Cheers! Hangover-free alcohol is (almost) here
The drink, ‘alcosynth’, is designed to mimic the positive effects of alcohol but does not cause a dry mouth, headaches or nausea, according to its creator Professor David Nutt.
The Imperial College professor, who was sacked from his position as the government drug adviser in 2009 after claiming that taking ecstasy was less dangerous than riding a horse, told the Independent he had patented around 90 different alcosynth compounds.
He says two are being rigorously tested for mainstream use and within 35 years could replace regular alcohol.
“People want healthier drinks. The drinks industry knows that by 2050 alcohol will be gone.”
“It will be there alongside the scotch and gin, they’ll dispense the alcosynth into your cocktail and then you’ll have the pleasure without damaging your liver and your heart,” he said.
“They’ll go very nicely into mojitos. They even go into something as clear as a Tom Collins. One is pretty tasteless, the other has a bitter taste.”
Nutt says the effects of alcosynth would last around a couple of hours – the same as traditional alcohol, and could stop drinkers getting legless.
“We think the effects round out at about four or five ‘drinks,’ then the effect would max out.

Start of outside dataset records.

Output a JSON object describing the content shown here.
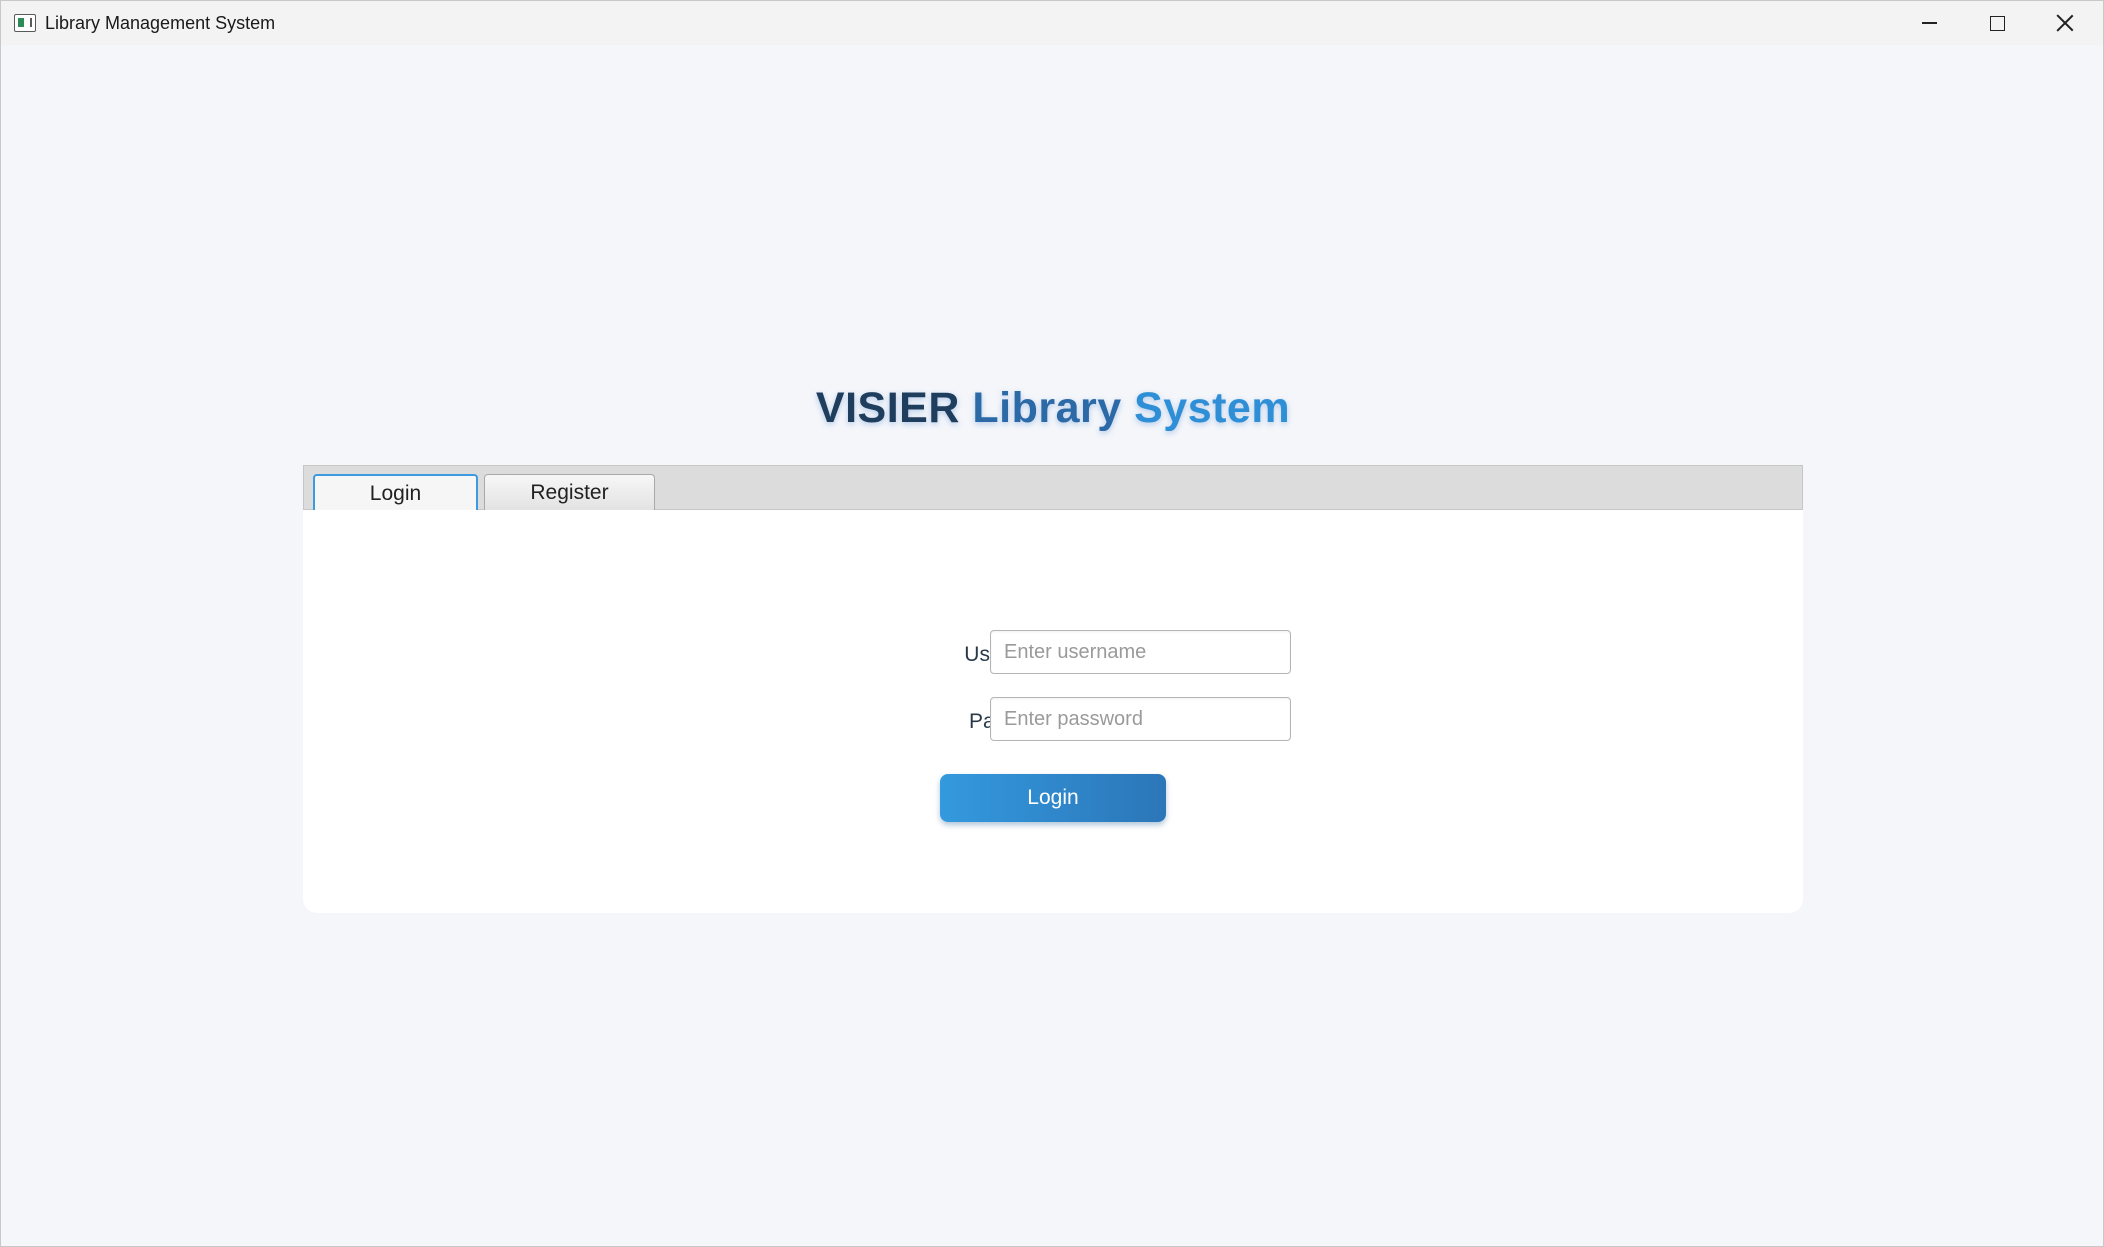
{
  "window": {
    "title": "Library Management System",
    "controls": {
      "minimize": "minimize-icon",
      "maximize": "maximize-icon",
      "close": "close-icon"
    }
  },
  "heading": {
    "word1": "VISIER",
    "word2": "Library",
    "word3": "System"
  },
  "tabs": [
    {
      "label": "Login",
      "selected": true
    },
    {
      "label": "Register",
      "selected": false
    }
  ],
  "login_form": {
    "username_label": "Username:",
    "username_value": "",
    "username_placeholder": "Enter username",
    "password_label": "Password:",
    "password_value": "",
    "password_placeholder": "Enter password",
    "submit_label": "Login"
  },
  "colors": {
    "accent": "#3499de",
    "heading_dark": "#1f3d5c",
    "heading_light": "#2f8fd6",
    "background": "#f4f6fa"
  }
}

“We haven’t tested it to destruction yet, but it’s safer than drinking too much alcohol. With clever pharmacology, you can limit and put a ceiling on the effects, so you can’t ever get as ill or kill yourself, unlike with drinking a lot of vodka.”
Advocates of alcosynth believe it could revolutionize public health by relieving the burden of alcohol on the health service.
However, huge costs of funding research and regulatory concerns means it could be a long time before people order an alcosynth cocktail at their local pub.
A government spokesperson told the Independent Nutt’s idea was “interesting” but “too much in its infancy at the moment for us to comment on.”
“I don’t think we’d give money to it until it was a little further along. If [Nutt] were to apply for funding, it would go through the process of everything else and would be judged on its merits,” the spokesperson added.
“It would be great for producing better workforce efficiency if no one was hung over.”